▸ **PROBLEM DESCRIPTION**
The records follow. Count the lines holding "Microsoft" and give only the number.
○ ○ ○ ○ ○ ○ ○
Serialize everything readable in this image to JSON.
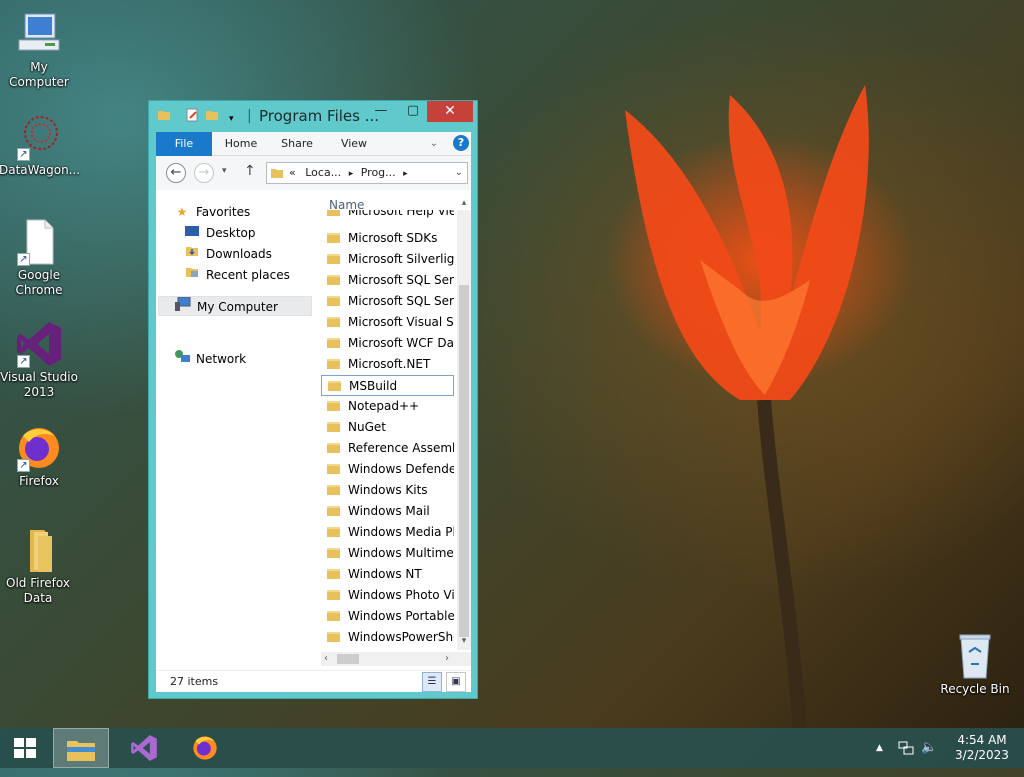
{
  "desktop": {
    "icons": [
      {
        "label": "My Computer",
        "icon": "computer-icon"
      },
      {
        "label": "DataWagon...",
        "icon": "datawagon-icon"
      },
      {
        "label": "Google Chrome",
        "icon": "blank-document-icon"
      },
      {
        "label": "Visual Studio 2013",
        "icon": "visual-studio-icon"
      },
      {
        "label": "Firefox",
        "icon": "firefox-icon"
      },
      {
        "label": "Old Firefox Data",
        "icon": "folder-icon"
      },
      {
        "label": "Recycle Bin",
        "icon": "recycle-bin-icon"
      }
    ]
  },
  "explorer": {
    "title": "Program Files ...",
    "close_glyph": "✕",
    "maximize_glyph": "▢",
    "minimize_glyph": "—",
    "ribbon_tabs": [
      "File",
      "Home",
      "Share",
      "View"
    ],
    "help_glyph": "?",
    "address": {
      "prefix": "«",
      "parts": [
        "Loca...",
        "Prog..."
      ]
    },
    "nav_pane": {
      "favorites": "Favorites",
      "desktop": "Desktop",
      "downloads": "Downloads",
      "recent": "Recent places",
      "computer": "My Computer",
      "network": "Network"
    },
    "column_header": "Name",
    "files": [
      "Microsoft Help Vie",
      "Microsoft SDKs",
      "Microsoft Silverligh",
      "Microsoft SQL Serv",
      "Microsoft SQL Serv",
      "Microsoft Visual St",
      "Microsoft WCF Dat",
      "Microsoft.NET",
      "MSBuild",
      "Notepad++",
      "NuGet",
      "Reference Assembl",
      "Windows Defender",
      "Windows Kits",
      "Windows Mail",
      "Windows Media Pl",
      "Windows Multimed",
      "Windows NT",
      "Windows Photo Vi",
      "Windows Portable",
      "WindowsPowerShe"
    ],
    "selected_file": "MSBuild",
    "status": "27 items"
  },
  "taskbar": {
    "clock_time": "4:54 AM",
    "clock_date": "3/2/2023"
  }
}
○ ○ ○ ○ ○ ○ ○
▸ **EXERCISE ANSWER**
8